* _Task description_
Search the data for "this" and copy every matching line.

[[ Records for processing open ]]

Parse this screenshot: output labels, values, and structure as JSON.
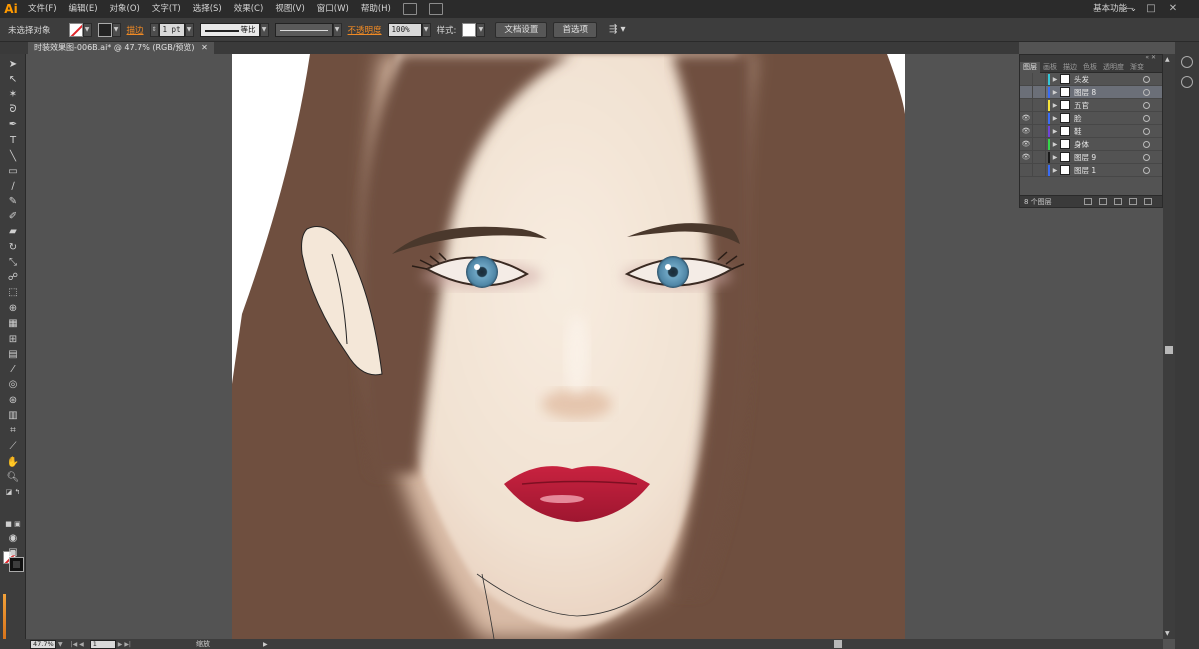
{
  "app": {
    "logo": "Ai"
  },
  "menu": {
    "items": [
      "文件(F)",
      "编辑(E)",
      "对象(O)",
      "文字(T)",
      "选择(S)",
      "效果(C)",
      "视图(V)",
      "窗口(W)",
      "帮助(H)"
    ],
    "workspace": "基本功能",
    "workspace_arrow": "⌄"
  },
  "window_controls": {
    "minimize": "—",
    "maximize": "□",
    "close": "✕"
  },
  "control_bar": {
    "selection": "未选择对象",
    "stroke_link": "描边",
    "stroke_weight": "1 pt",
    "stroke_profile": "等比",
    "opacity_link": "不透明度",
    "opacity_value": "100%",
    "style_label": "样式:",
    "doc_setup_button": "文档设置",
    "preferences_button": "首选项"
  },
  "document": {
    "tab_title": "时装效果图-006B.ai* @ 47.7% (RGB/预览)",
    "tab_close": "✕"
  },
  "status_bar": {
    "zoom": "47.7%",
    "page": "1",
    "tool_name": "缩放"
  },
  "layers_panel": {
    "tabs": [
      "图层",
      "画板",
      "描边",
      "色板",
      "透明度",
      "渐变"
    ],
    "active_tab": 0,
    "layers": [
      {
        "name": "头发",
        "visible": false,
        "color": "#35c6d6",
        "selected": false
      },
      {
        "name": "图层 8",
        "visible": false,
        "color": "#3a6cf4",
        "selected": true
      },
      {
        "name": "五官",
        "visible": false,
        "color": "#f4e23a",
        "selected": false
      },
      {
        "name": "脸",
        "visible": true,
        "color": "#3a6cf4",
        "selected": false
      },
      {
        "name": "鞋",
        "visible": true,
        "color": "#6e44d8",
        "selected": false
      },
      {
        "name": "身体",
        "visible": true,
        "color": "#35d64a",
        "selected": false
      },
      {
        "name": "图层 9",
        "visible": true,
        "color": "#1a1a1a",
        "selected": false
      },
      {
        "name": "图层 1",
        "visible": false,
        "color": "#3a6cf4",
        "selected": false
      }
    ],
    "footer_count": "8 个图层"
  },
  "colors": {
    "hair": "#6f4e3e",
    "skin": "#f3e3d3",
    "lips": "#c41f3c",
    "iris": "#5a8fae",
    "accent": "#f08a24"
  },
  "icons": {
    "eye": "👁",
    "expand": "▶",
    "tools": [
      "selection-tool-icon",
      "direct-selection-tool-icon",
      "magic-wand-icon",
      "lasso-icon",
      "pen-tool-icon",
      "type-tool-icon",
      "line-tool-icon",
      "rectangle-tool-icon",
      "paintbrush-icon",
      "pencil-icon",
      "blob-brush-icon",
      "eraser-icon",
      "rotate-tool-icon",
      "scale-tool-icon",
      "warp-tool-icon",
      "free-transform-icon",
      "shape-builder-icon",
      "perspective-grid-icon",
      "mesh-tool-icon",
      "gradient-tool-icon",
      "eyedropper-icon",
      "blend-tool-icon",
      "symbol-sprayer-icon",
      "column-graph-icon",
      "artboard-tool-icon",
      "slice-tool-icon",
      "hand-tool-icon",
      "zoom-tool-icon"
    ]
  }
}
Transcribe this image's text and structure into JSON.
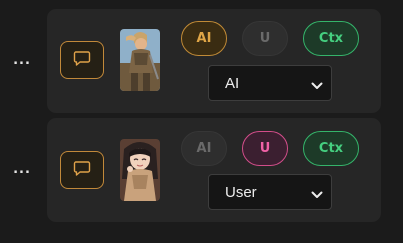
{
  "rows": [
    {
      "more_label": "...",
      "message_icon": "chat-bubble-icon",
      "thumbnail": "character-portrait-blonde-warrior",
      "ai_label": "AI",
      "ai_active": true,
      "user_label": "U",
      "user_active": false,
      "ctx_label": "Ctx",
      "ctx_active": true,
      "role_value": "AI"
    },
    {
      "more_label": "...",
      "message_icon": "chat-bubble-icon",
      "thumbnail": "character-portrait-dark-haired-girl",
      "ai_label": "AI",
      "ai_active": false,
      "user_label": "U",
      "user_active": true,
      "ctx_label": "Ctx",
      "ctx_active": true,
      "role_value": "User"
    }
  ],
  "colors": {
    "background": "#1b1b1b",
    "card": "#262626",
    "ai_accent": "#e0a647",
    "user_accent": "#f062a6",
    "ctx_accent": "#45cf80",
    "message_button_border": "#c2893a"
  }
}
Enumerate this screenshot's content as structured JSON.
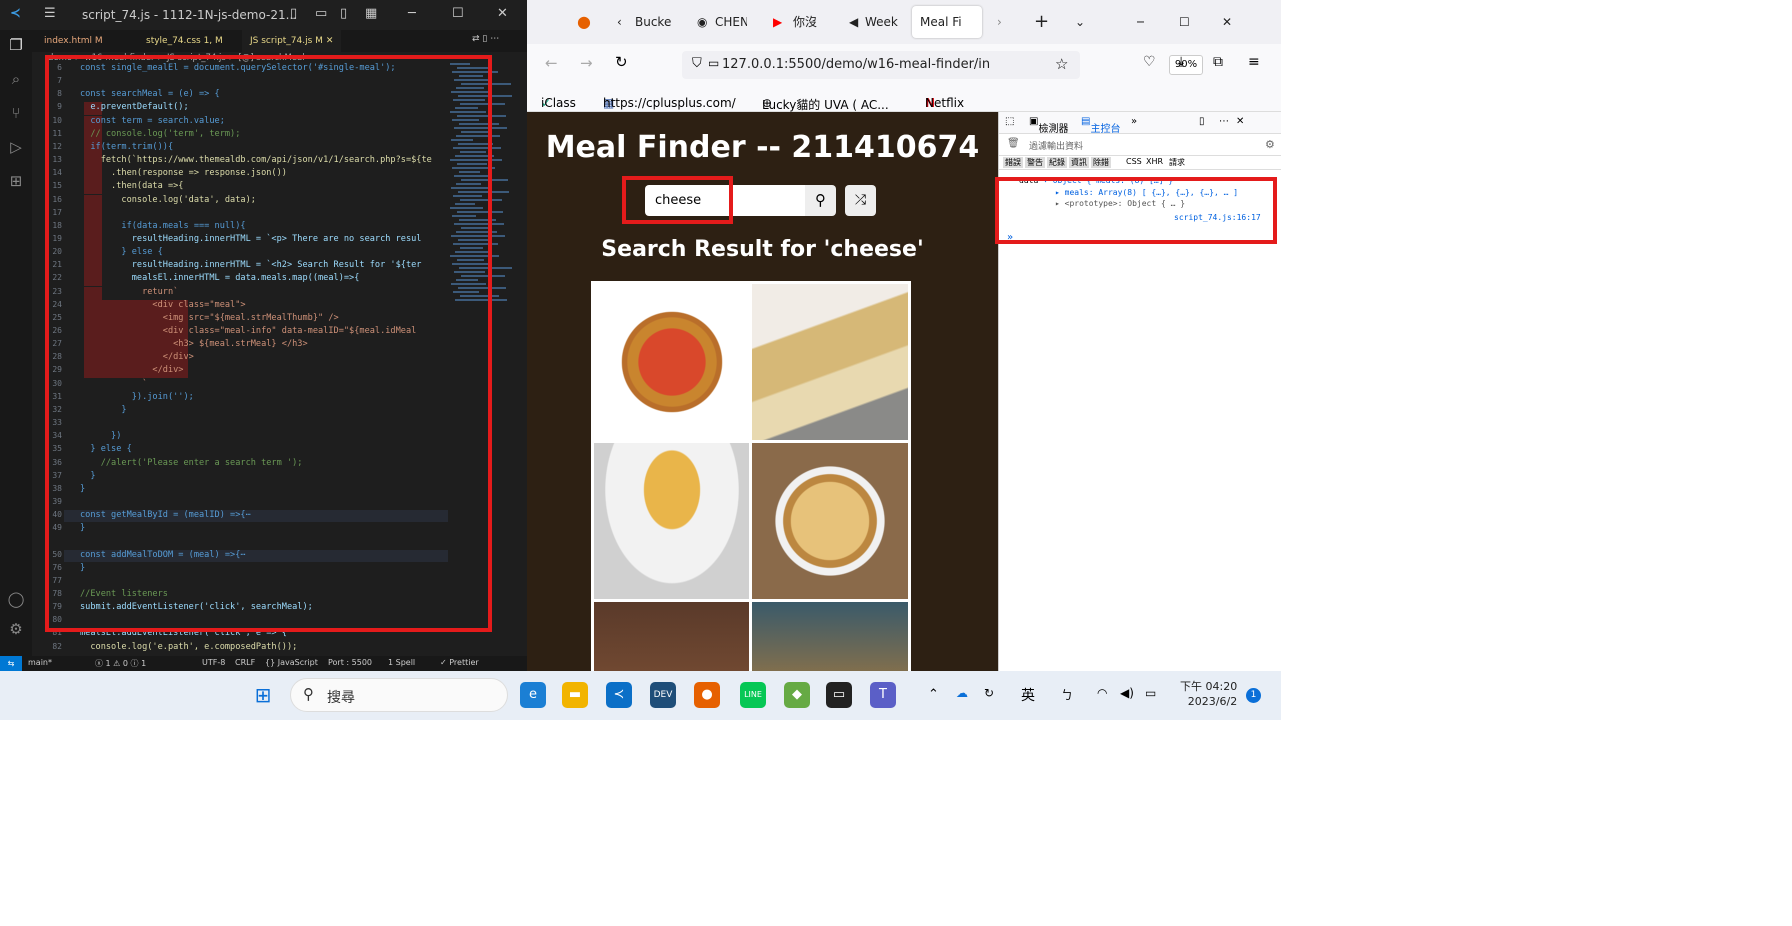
{
  "vscode": {
    "title": "script_74.js - 1112-1N-js-demo-21...",
    "tabs": [
      {
        "label": "index.html M",
        "active": false
      },
      {
        "label": "style_74.css 1, M",
        "active": false
      },
      {
        "label": "JS script_74.js M",
        "active": true
      }
    ],
    "breadcrumb": "demo > w16-meal-finder > JS script_74.js > [@] searchMeal",
    "code_lines": [
      {
        "n": "6",
        "t": "const single_mealEl = document.querySelector('#single-meal');"
      },
      {
        "n": "7",
        "t": ""
      },
      {
        "n": "8",
        "t": "const searchMeal = (e) => {"
      },
      {
        "n": "9",
        "t": "  e.preventDefault();"
      },
      {
        "n": "10",
        "t": "  const term = search.value;"
      },
      {
        "n": "11",
        "t": "  // console.log('term', term);"
      },
      {
        "n": "12",
        "t": "  if(term.trim()){"
      },
      {
        "n": "13",
        "t": "    fetch(`https://www.themealdb.com/api/json/v1/1/search.php?s=${te"
      },
      {
        "n": "14",
        "t": "      .then(response => response.json())"
      },
      {
        "n": "15",
        "t": "      .then(data =>{"
      },
      {
        "n": "16",
        "t": "        console.log('data', data);"
      },
      {
        "n": "17",
        "t": ""
      },
      {
        "n": "18",
        "t": "        if(data.meals === null){"
      },
      {
        "n": "19",
        "t": "          resultHeading.innerHTML = `<p> There are no search resul"
      },
      {
        "n": "20",
        "t": "        } else {"
      },
      {
        "n": "21",
        "t": "          resultHeading.innerHTML = `<h2> Search Result for '${ter"
      },
      {
        "n": "22",
        "t": "          mealsEl.innerHTML = data.meals.map((meal)=>{"
      },
      {
        "n": "23",
        "t": "            return`"
      },
      {
        "n": "24",
        "t": "              <div class=\"meal\">"
      },
      {
        "n": "25",
        "t": "                <img src=\"${meal.strMealThumb}\" />"
      },
      {
        "n": "26",
        "t": "                <div class=\"meal-info\" data-mealID=\"${meal.idMeal"
      },
      {
        "n": "27",
        "t": "                  <h3> ${meal.strMeal} </h3>"
      },
      {
        "n": "28",
        "t": "                </div>"
      },
      {
        "n": "29",
        "t": "              </div>"
      },
      {
        "n": "30",
        "t": "            `"
      },
      {
        "n": "31",
        "t": "          }).join('');"
      },
      {
        "n": "32",
        "t": "        }"
      },
      {
        "n": "33",
        "t": ""
      },
      {
        "n": "34",
        "t": "      })"
      },
      {
        "n": "35",
        "t": "  } else {"
      },
      {
        "n": "36",
        "t": "    //alert('Please enter a search term ');"
      },
      {
        "n": "37",
        "t": "  }"
      },
      {
        "n": "38",
        "t": "}"
      },
      {
        "n": "39",
        "t": ""
      },
      {
        "n": "40",
        "t": "const getMealById = (mealID) =>{⋯"
      },
      {
        "n": "49",
        "t": "}"
      },
      {
        "n": "",
        "t": ""
      },
      {
        "n": "50",
        "t": "const addMealToDOM = (meal) =>{⋯"
      },
      {
        "n": "76",
        "t": "}"
      },
      {
        "n": "77",
        "t": ""
      },
      {
        "n": "78",
        "t": "//Event listeners"
      },
      {
        "n": "79",
        "t": "submit.addEventListener('click', searchMeal);"
      },
      {
        "n": "80",
        "t": ""
      },
      {
        "n": "81",
        "t": "mealsEl.addEventListener('click', e => {"
      },
      {
        "n": "82",
        "t": "  console.log('e.path', e.composedPath());"
      }
    ],
    "status": {
      "branch": "main*",
      "problems": "ⓧ 1 ⚠ 0 ⓘ 1",
      "encoding": "UTF-8",
      "eol": "CRLF",
      "language": "{} JavaScript",
      "port": "Port : 5500",
      "spell": "1 Spell",
      "prettier": "✓ Prettier"
    }
  },
  "firefox": {
    "tabs": [
      {
        "label": "Bucke"
      },
      {
        "label": "CHEN"
      },
      {
        "label": "你沒"
      },
      {
        "label": "Week"
      },
      {
        "label": "Meal Fi"
      }
    ],
    "url": "127.0.0.1:5500/demo/w16-meal-finder/in",
    "zoom": "90%",
    "bookmarks": [
      "iClass",
      "https://cplusplus.com/",
      "Lucky貓的 UVA ( AC...",
      "Netflix"
    ]
  },
  "page": {
    "title": "Meal Finder -- 211410674",
    "search_value": "cheese",
    "result_heading": "Search Result for 'cheese'"
  },
  "devtools": {
    "tabs": [
      "檢測器",
      "主控台"
    ],
    "filter_placeholder": "過濾輸出資料",
    "levels": [
      "錯誤",
      "警告",
      "紀錄",
      "資訊",
      "除錯",
      "CSS",
      "XHR",
      "請求"
    ],
    "console": {
      "line1_key": "data",
      "line1_val": "▾ Object { meals: (8) […] }",
      "line2": "▸ meals: Array(8) [ {…}, {…}, {…}, … ]",
      "line3": "▸ <prototype>: Object { … }",
      "source": "script_74.js:16:17",
      "prompt": "»"
    }
  },
  "taskbar": {
    "search_label": "搜尋",
    "ime": "英",
    "time": "下午 04:20",
    "date": "2023/6/2",
    "badge": "1"
  },
  "colors": {
    "highlight": "#e41b1b",
    "page_bg": "#2d2013",
    "vscode_bg": "#1e1e1e"
  }
}
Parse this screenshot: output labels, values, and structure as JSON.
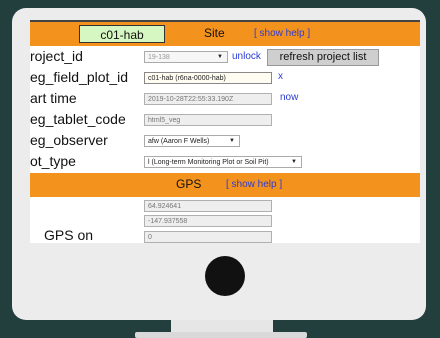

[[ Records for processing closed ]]

* _Written response_
Parse this screenshot: output labels, values, and structure as JSON.
Transcribe this image's text and structure into JSON.
Enumerate this screenshot's content as structured JSON.
Parse this screenshot: output labels, values, and structure as JSON.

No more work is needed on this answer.